Bram Stoker's Dracula

Bram Stoker's Dracula is a tale of mystery and the battle of good vs. evil. Having never read this book before this class, I was again surprised at how different the original tale is from almost every other Dracula movie or book. I found the struggle between good and evil, Christianity vs. satanism, to be a fascinating part of this book. There was one prevailing theme that stood out in this book, namely, the unusually high amount of sexual references. The undead characters, Dracula, the three succubus', and eventually Lucy all display increased sexual appetite and lust. The closer you analyze the book, the more you are able to notice these oftentimes underlying sexual themes. Phyllis A. Roth wrote an essay in the back of this book entitled "Suddenly Sexual Women In Dracula", which details the transformation of the women from proper ladies to lust-filled vampires. She further examines the book, pointing out many things about sexuality contained within that I would never have noticed on my own, but are nonetheless really great points. While reading her paper, it seemed like my eyes were opened to many new things. In response to her critical essay, I wrote this short paper that explained my viewpoints on her observations.

Analysis of Phyllis A. Roth's Essay

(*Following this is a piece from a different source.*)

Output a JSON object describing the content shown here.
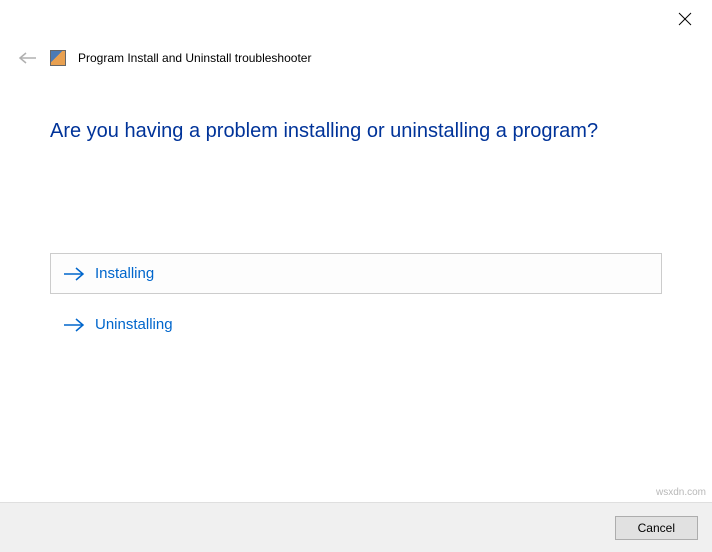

The critical essay I read was “Suddenly Sexual Women in Dracula” by Phyllis A. Roth. After sorting through the abundance of 10 dollar words and copious literary references, one discovers that the essay is essentially about the prevailing sexual undertones of the book. Mostly focusing on the sexuality of women in the book, Roth makes several very good points about how the women simultaneously transform from normal “fair” women into “sensual and sexless” women as soon as they transform from humans into undead vampires. Roth attempts to prove this point by offering up two examples. First of all, she mentions how Lucy transforms from a normal woman into a much more beautiful creature upon death and consequent revival as a vampire. Secondly, she constantly brings up the three voluptuous women. In addition to these two examples, Roth mentions something that I definitely saw myself while reading this book: The human characters in the book, including the couples, seem remarkably non-sexual, as if they have no sex drive at all. The only characters that display any form of libido are the undead, and I think that this is the most pivotal point that Phyllis A. Roth was trying to make in this essay. My own opinion regarding this essay is one of agreement, yet with certain reservations. For one, I think that Phyllis A. Roth over-analyzed every little detail regarding the characters and their sexuality in order to make this essay, and consequently, her take on the book, into what a few scenes from the book vaguely show. After completion of the book and the essay, I am confident in saying that this essay was exceptionally well-written and clearly took a lot of research and effort, but I am still not convinced, by a long shot, of the importance of the sexual undertones in this book. While I understand that they do exist, I just don’t think that it is all too important an issue to cover.